### Goal of the exercise
Read through the material below and copy each line in which the word "client" occurs.

### Data section
= Beginning of Section =
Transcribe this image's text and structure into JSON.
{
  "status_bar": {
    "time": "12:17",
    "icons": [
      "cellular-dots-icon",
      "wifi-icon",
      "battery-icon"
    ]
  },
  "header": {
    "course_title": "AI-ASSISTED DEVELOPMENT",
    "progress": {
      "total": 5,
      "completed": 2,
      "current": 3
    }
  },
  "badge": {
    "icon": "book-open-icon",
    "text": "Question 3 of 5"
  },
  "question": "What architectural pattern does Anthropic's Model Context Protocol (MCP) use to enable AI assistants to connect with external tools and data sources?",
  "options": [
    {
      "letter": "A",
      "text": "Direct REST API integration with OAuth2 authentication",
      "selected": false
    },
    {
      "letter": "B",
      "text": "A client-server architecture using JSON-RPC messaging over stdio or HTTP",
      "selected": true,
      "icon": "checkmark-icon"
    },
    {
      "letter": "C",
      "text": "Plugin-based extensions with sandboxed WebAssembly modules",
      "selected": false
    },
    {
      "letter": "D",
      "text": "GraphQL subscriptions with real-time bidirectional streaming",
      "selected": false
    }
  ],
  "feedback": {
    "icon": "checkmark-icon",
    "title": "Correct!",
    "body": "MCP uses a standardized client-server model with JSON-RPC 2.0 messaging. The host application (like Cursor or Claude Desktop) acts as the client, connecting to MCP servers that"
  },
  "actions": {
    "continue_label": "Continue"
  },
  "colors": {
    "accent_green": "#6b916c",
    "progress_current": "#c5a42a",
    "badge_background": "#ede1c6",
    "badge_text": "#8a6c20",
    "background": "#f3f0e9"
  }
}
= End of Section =
### Task response
      "text": "A client-server architecture using JSON-RPC messaging over stdio or HTTP",
    "body": "MCP uses a standardized client-server model with JSON-RPC 2.0 messaging. The host application (like Cursor or Claude Desktop) acts as the client, connecting to MCP servers that"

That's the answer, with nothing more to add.